** Opening Information provided block **

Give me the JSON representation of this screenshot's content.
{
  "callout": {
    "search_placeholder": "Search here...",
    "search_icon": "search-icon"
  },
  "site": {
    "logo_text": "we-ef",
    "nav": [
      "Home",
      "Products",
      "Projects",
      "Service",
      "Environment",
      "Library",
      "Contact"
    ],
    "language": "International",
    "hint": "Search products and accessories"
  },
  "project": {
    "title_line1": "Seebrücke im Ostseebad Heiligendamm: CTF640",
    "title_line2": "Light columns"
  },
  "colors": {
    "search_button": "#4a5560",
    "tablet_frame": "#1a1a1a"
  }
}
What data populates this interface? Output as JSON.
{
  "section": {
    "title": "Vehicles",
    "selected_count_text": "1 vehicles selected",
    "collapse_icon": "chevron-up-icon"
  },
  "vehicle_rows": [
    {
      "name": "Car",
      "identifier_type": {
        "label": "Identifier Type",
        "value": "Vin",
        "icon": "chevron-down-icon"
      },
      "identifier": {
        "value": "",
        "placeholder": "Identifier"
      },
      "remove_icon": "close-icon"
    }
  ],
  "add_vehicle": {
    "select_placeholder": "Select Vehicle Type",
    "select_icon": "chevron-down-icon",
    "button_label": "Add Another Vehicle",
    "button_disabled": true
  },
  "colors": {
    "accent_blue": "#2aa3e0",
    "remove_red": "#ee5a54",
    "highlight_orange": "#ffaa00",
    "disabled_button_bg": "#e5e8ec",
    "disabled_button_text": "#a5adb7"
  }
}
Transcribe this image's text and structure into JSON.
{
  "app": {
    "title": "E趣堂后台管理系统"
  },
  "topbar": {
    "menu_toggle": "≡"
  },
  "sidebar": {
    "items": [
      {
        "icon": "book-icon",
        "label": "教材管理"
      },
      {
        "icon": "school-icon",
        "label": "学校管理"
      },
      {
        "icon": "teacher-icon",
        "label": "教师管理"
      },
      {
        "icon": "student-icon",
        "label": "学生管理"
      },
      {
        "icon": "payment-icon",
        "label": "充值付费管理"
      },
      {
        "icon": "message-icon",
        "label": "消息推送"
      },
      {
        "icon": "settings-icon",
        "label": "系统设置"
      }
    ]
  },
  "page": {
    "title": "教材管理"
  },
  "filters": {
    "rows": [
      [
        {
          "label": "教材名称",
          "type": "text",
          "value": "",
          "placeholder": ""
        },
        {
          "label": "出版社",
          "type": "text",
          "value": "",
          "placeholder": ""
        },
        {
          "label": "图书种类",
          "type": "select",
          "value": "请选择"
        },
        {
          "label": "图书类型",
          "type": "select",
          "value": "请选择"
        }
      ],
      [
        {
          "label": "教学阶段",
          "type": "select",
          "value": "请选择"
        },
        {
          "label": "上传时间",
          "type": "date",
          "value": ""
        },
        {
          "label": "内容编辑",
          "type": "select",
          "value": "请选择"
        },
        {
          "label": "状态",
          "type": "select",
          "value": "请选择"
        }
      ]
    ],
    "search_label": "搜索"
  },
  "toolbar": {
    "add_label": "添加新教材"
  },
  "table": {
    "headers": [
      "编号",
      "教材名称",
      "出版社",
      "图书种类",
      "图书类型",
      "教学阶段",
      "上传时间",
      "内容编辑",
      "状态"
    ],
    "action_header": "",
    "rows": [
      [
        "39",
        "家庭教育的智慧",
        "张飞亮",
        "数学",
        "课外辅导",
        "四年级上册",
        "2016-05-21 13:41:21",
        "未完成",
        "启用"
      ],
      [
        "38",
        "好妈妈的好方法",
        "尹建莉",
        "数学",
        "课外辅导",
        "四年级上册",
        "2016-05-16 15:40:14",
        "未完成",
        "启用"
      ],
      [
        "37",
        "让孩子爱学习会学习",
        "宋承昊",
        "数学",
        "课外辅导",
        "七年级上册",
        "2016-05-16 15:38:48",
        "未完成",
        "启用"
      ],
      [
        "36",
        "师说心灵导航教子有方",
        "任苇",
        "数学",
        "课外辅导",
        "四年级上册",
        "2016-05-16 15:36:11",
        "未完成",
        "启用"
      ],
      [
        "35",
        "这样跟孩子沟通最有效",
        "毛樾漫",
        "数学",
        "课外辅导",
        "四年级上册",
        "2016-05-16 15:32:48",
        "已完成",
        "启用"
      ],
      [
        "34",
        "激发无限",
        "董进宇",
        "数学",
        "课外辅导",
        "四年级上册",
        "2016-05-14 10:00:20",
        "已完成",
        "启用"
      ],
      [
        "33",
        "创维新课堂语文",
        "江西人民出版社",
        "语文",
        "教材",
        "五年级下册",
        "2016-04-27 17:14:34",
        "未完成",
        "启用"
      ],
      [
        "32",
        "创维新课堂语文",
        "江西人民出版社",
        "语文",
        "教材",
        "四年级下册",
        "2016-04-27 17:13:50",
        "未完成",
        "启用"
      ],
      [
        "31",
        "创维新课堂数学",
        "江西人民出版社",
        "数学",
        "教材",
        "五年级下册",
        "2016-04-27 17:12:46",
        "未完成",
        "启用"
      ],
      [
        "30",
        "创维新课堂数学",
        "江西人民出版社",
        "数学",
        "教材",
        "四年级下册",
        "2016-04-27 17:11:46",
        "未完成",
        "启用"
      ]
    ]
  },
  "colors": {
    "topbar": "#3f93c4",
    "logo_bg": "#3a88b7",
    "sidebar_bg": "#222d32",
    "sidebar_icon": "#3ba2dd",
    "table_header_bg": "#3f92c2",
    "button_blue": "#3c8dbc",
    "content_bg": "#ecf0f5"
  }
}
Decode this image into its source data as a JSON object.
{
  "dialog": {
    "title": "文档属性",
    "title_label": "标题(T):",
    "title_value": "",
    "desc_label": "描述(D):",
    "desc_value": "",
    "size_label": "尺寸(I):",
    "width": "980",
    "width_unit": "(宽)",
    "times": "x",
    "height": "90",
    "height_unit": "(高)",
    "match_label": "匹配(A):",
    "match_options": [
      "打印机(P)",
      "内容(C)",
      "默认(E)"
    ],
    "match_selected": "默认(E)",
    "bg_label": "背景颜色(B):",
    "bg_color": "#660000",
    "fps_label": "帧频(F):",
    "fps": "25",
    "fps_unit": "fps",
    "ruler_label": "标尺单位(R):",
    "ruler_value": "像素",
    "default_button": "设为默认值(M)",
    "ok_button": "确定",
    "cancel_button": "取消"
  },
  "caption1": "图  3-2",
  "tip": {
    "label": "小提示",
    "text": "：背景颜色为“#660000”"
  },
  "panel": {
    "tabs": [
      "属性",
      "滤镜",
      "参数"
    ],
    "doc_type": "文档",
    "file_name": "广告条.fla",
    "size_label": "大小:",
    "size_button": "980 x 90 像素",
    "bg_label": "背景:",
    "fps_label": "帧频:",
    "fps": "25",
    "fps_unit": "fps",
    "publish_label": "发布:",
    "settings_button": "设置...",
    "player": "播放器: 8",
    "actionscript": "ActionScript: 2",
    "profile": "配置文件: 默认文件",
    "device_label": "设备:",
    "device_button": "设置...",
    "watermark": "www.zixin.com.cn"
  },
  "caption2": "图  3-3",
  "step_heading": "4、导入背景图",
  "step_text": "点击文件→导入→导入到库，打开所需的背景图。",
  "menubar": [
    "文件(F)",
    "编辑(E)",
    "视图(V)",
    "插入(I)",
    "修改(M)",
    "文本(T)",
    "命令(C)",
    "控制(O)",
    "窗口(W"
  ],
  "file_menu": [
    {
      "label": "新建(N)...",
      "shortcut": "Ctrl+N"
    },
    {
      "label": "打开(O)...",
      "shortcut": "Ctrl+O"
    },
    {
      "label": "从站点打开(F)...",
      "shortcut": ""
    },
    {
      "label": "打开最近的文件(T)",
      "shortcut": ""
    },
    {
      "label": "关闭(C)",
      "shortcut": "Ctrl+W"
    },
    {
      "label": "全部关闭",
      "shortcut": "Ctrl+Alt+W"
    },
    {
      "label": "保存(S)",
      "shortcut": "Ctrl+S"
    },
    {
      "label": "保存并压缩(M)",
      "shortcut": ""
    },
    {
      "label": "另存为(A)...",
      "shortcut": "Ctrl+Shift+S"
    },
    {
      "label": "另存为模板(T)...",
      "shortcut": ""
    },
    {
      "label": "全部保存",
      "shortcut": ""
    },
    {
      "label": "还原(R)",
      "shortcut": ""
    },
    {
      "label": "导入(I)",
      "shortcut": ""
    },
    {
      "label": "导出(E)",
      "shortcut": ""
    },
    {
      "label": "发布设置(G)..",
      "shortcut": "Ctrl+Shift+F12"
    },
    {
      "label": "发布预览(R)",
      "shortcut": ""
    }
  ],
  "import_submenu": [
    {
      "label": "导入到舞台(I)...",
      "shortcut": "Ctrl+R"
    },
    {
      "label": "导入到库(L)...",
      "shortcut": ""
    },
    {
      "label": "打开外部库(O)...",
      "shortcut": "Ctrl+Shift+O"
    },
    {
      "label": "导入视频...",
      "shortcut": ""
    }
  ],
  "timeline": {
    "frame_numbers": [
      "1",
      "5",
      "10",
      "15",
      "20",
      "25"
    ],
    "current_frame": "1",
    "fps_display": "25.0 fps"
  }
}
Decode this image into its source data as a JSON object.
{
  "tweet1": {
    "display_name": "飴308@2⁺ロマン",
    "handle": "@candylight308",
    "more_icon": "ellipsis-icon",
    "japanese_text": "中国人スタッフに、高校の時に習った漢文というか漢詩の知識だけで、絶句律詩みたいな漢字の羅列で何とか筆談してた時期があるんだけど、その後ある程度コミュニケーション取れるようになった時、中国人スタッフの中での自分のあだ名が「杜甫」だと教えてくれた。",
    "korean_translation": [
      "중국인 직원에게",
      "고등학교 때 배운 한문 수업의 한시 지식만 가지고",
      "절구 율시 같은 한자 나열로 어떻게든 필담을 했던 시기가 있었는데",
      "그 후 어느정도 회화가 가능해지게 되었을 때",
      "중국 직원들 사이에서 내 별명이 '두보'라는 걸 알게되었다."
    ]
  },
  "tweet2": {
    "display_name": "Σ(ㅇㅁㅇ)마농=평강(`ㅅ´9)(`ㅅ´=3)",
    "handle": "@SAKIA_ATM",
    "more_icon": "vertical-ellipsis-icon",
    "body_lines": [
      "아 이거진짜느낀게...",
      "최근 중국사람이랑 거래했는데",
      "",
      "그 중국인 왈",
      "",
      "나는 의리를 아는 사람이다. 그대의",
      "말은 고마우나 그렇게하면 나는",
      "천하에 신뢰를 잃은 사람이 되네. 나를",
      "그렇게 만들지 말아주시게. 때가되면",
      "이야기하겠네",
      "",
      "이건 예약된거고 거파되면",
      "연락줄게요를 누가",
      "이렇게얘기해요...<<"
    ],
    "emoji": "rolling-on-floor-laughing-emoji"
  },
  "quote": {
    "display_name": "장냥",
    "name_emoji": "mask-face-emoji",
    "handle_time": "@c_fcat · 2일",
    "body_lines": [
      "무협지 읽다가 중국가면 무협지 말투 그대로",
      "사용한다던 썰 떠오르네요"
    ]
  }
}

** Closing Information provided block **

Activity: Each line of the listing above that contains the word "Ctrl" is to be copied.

Exercise result:
      "shortcut": "Ctrl+N"
      "shortcut": "Ctrl+O"
      "shortcut": "Ctrl+W"
      "shortcut": "Ctrl+Alt+W"
      "shortcut": "Ctrl+S"
      "shortcut": "Ctrl+Shift+S"
      "shortcut": "Ctrl+Shift+F12"
      "shortcut": "Ctrl+R"
      "shortcut": "Ctrl+Shift+O"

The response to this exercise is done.